WHAT TO DO. Filter the records below down to lines containing "Abbott".

MATERIAL TO PROCESS.
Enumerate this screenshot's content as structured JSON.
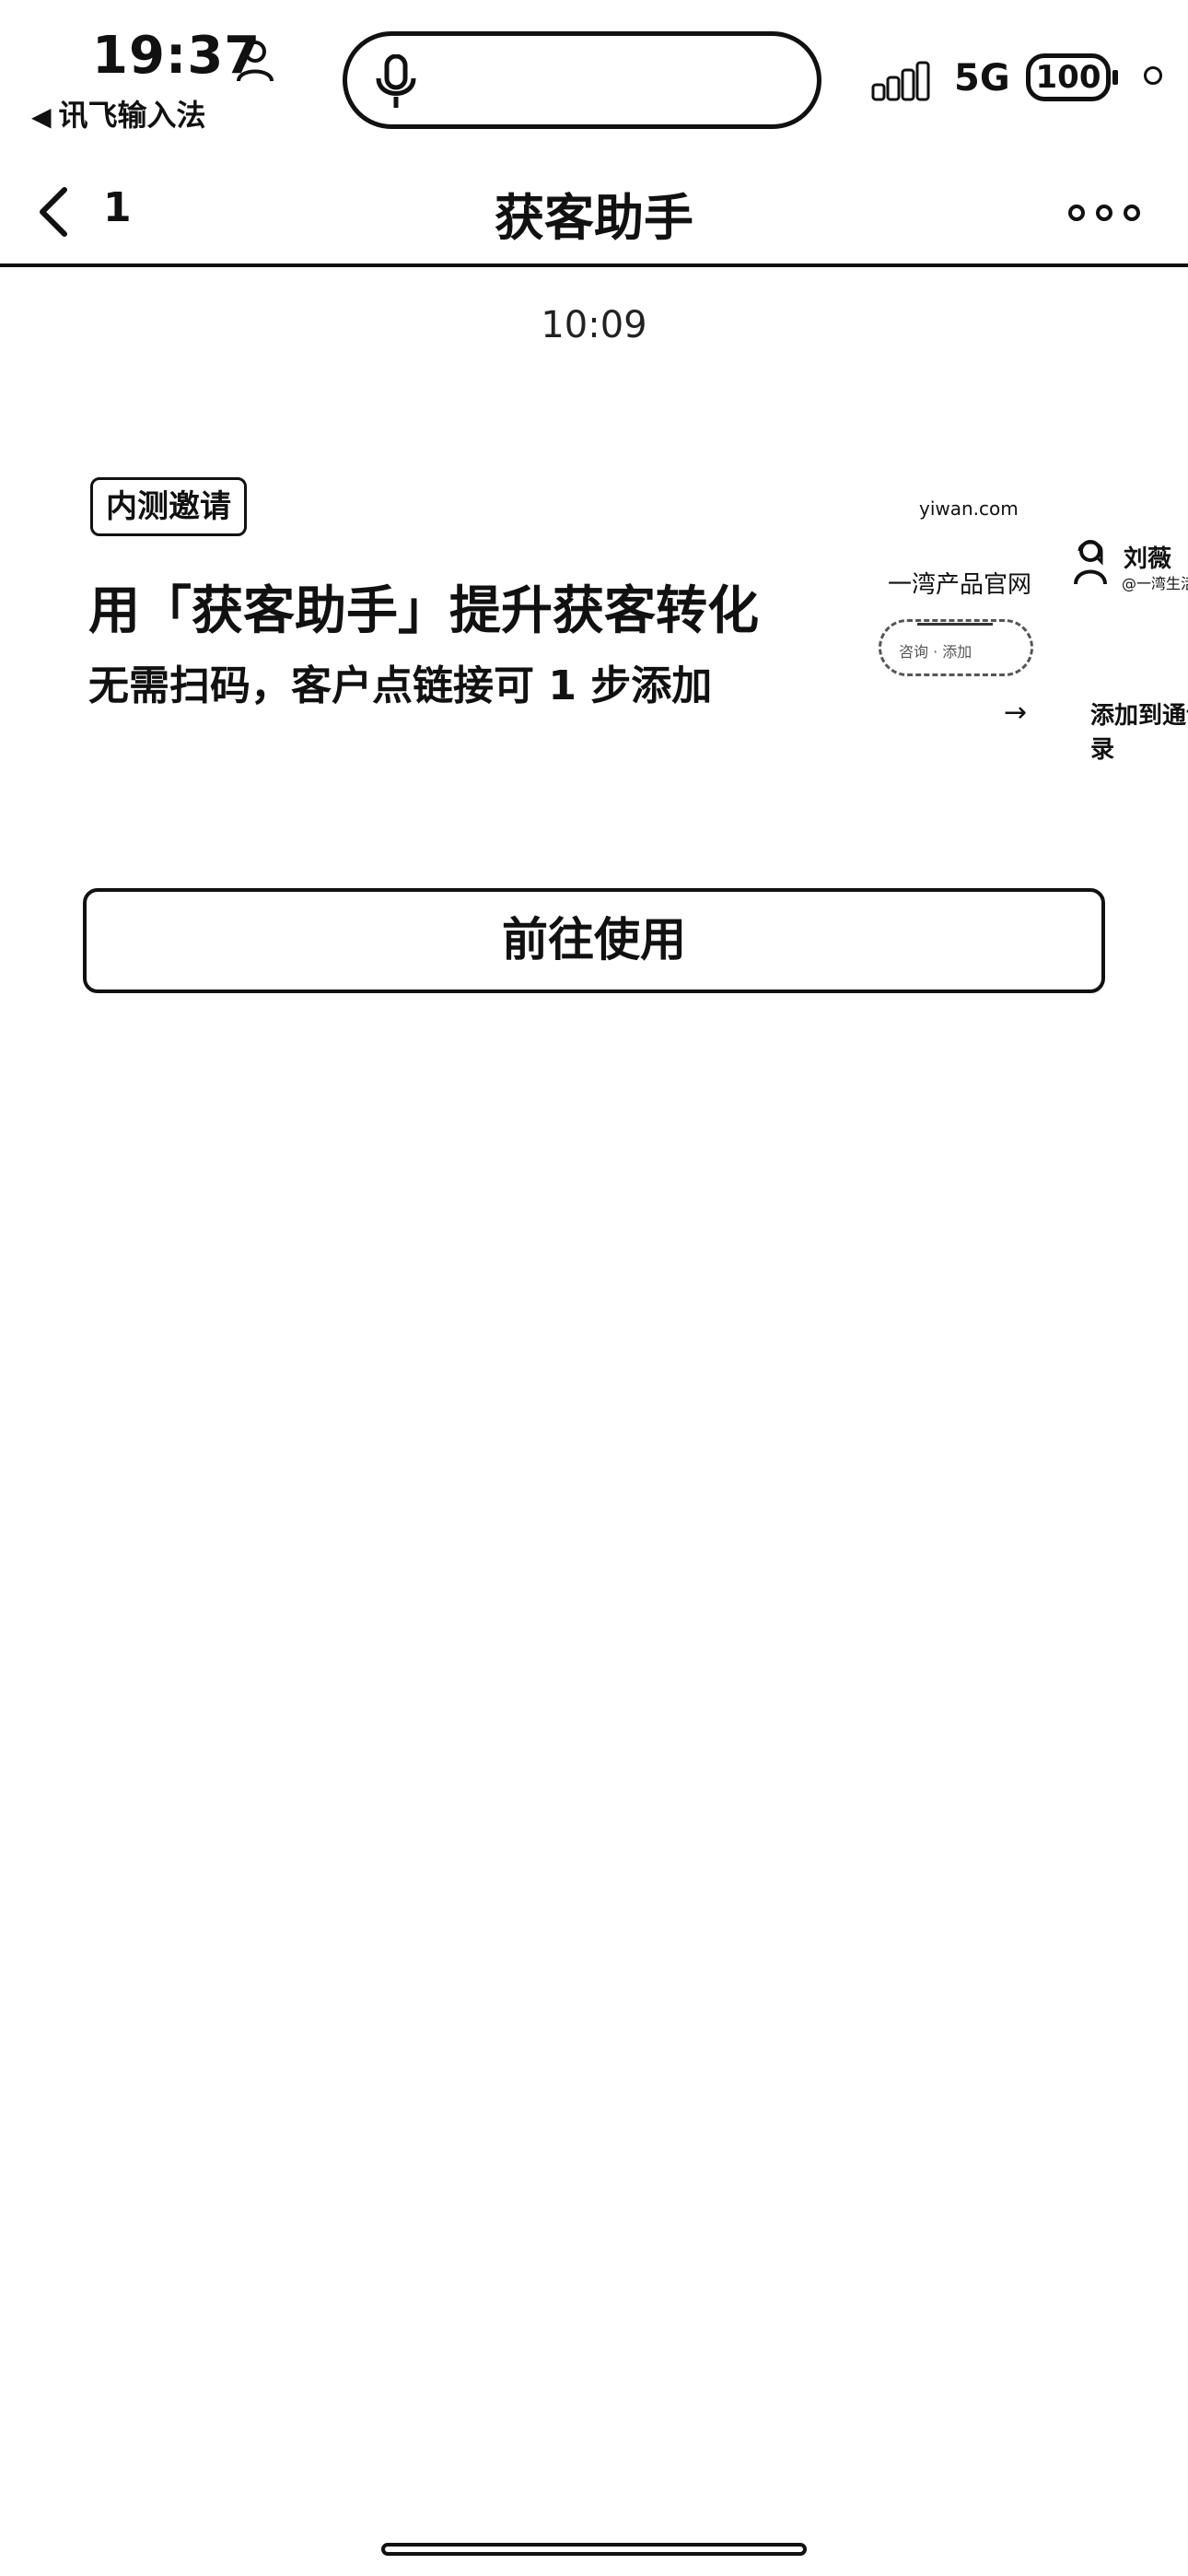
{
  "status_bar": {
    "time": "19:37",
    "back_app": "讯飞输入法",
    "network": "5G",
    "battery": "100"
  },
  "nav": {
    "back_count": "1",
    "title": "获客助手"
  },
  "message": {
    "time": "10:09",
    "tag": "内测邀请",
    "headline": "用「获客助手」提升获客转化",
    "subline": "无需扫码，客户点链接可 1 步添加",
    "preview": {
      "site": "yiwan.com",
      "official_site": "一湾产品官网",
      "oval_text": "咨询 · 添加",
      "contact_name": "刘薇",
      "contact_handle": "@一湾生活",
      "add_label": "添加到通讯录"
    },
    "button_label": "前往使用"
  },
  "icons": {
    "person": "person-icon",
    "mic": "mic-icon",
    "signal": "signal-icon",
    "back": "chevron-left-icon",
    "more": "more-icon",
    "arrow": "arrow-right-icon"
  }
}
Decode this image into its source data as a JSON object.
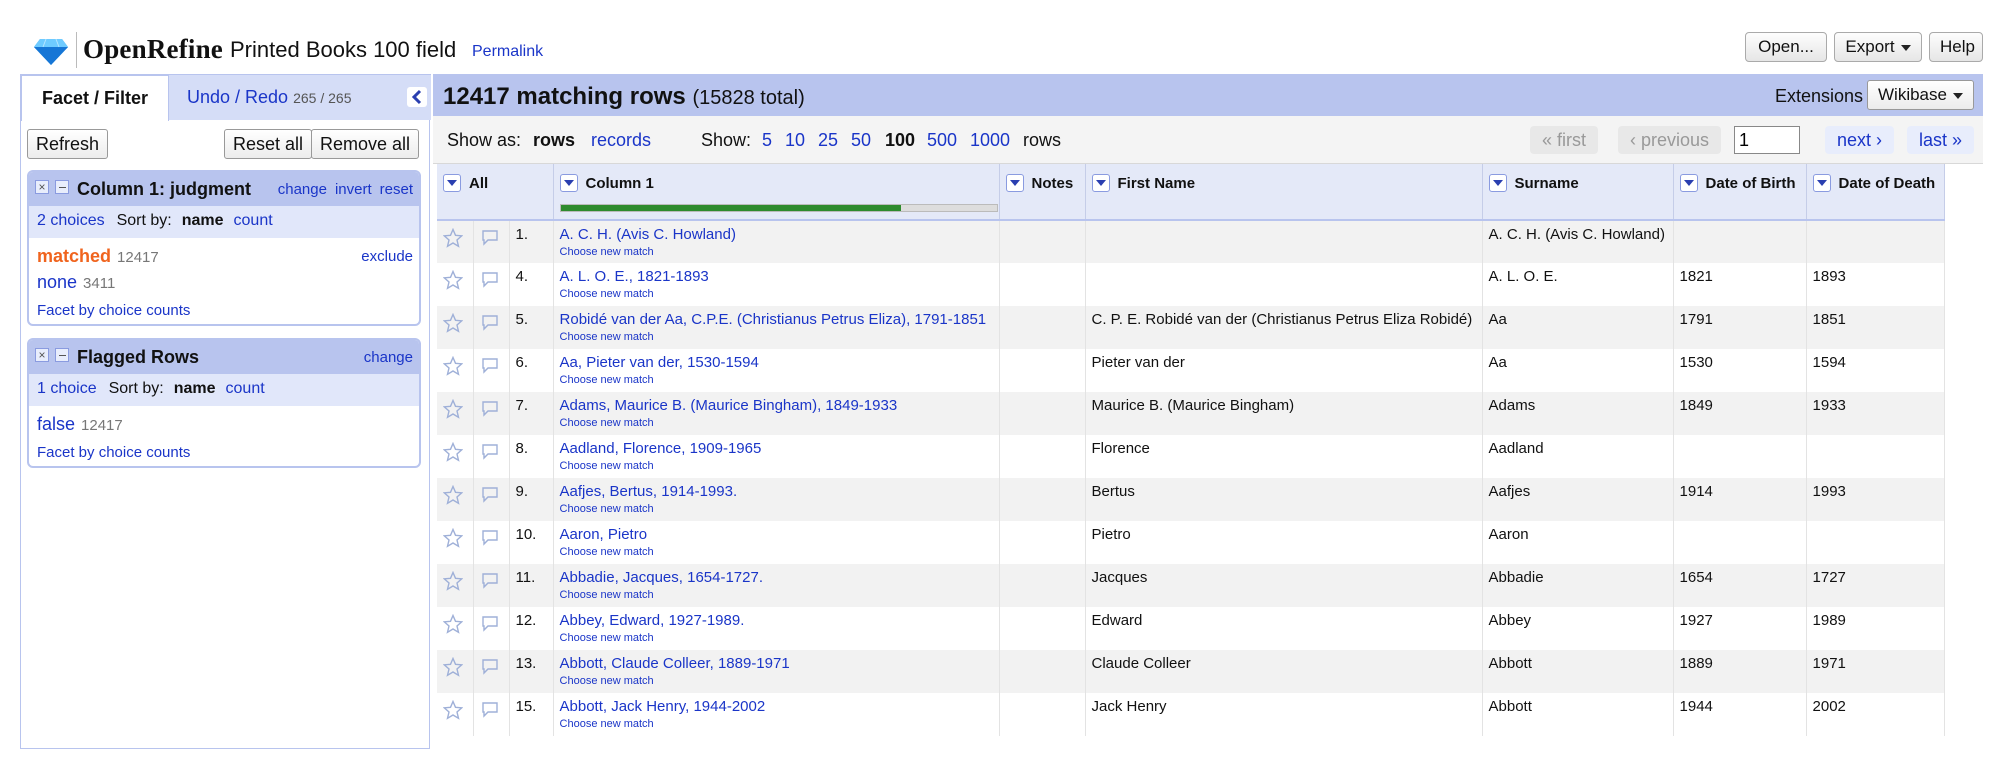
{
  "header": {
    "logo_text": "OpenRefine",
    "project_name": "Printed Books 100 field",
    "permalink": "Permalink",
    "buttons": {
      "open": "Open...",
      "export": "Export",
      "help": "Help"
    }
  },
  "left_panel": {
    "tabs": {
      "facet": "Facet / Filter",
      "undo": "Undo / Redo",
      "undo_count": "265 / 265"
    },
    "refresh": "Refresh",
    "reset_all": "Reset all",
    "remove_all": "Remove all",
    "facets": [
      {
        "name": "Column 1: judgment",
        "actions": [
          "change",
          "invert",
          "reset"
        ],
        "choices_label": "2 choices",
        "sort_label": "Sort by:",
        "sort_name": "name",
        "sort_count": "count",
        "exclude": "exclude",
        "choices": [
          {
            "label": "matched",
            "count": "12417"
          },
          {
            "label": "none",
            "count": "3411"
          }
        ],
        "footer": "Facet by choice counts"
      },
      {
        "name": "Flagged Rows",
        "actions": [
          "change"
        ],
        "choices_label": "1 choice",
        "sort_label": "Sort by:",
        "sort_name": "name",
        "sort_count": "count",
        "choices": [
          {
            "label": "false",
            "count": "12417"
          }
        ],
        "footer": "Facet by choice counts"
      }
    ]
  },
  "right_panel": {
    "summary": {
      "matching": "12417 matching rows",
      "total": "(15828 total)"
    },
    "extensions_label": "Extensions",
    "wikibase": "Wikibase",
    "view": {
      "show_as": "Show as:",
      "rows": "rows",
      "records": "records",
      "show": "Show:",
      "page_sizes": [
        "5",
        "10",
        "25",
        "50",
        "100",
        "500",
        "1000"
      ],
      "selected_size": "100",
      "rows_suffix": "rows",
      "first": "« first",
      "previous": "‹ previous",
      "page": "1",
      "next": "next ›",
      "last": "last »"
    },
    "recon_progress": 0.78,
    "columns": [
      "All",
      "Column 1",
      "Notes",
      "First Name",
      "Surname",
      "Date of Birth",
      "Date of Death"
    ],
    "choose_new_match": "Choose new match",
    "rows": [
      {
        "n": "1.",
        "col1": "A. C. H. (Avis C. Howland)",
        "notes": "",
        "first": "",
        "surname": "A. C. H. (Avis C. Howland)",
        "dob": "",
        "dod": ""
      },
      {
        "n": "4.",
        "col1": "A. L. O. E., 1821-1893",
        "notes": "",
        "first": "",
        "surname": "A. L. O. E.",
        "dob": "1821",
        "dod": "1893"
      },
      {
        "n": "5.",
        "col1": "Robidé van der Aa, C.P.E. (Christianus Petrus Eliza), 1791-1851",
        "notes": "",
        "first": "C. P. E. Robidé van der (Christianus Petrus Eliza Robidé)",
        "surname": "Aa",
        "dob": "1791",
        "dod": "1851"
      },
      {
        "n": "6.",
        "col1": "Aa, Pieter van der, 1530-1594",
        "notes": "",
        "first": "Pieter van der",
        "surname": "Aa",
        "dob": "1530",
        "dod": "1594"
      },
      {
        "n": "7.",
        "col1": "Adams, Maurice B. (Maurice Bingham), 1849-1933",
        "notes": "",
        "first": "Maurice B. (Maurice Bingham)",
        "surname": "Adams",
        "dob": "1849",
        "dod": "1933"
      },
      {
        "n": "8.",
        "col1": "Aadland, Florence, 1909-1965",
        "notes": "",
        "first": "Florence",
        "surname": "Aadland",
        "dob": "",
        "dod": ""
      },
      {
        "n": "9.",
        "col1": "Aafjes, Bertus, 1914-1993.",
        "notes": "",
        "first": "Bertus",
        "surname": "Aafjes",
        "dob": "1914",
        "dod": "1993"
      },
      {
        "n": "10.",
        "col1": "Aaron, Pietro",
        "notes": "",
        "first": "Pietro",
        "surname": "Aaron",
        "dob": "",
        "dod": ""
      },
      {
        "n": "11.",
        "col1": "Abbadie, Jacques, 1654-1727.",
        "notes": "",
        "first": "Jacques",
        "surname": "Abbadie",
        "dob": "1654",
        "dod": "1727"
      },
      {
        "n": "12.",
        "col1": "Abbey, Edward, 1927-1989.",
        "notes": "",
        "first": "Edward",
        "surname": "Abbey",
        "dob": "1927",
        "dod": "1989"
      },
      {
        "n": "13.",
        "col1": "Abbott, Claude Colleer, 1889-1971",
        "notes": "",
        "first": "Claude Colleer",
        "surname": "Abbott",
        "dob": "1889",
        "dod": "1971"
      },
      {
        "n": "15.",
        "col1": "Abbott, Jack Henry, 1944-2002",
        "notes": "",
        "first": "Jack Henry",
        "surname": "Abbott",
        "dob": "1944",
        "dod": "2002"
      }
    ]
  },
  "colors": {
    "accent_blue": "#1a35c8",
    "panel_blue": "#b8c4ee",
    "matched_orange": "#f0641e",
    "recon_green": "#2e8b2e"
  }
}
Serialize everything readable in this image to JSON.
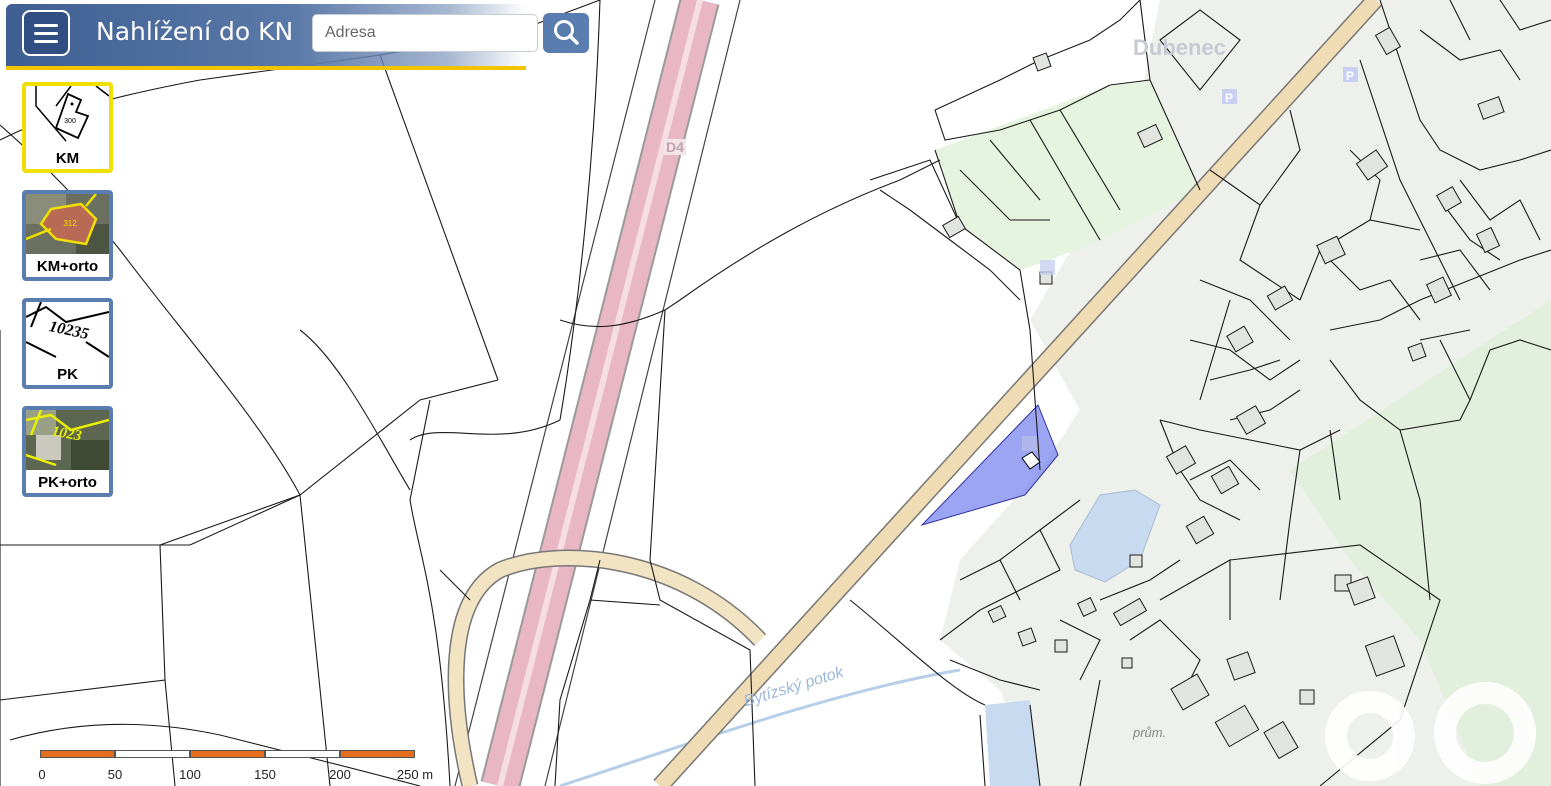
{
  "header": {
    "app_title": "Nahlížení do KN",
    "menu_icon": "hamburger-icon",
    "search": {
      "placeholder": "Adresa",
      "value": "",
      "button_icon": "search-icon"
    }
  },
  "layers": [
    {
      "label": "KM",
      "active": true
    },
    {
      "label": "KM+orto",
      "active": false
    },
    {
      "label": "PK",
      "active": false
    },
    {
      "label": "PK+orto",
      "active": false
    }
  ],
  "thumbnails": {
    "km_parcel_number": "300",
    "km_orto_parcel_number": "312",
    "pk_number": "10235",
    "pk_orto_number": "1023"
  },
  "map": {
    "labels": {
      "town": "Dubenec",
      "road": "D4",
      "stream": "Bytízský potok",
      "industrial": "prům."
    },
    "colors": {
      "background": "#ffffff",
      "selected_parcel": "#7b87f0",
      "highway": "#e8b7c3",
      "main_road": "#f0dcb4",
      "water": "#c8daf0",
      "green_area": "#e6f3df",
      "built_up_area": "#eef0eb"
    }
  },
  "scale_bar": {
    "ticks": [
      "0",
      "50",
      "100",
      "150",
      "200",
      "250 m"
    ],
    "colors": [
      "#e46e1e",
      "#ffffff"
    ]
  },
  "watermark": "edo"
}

FINISHED TASK.
        "col1": "Abbott, Claude Colleer, 1889-1971",
        "surname": "Abbott",
        "col1": "Abbott, Jack Henry, 1944-2002",
        "surname": "Abbott",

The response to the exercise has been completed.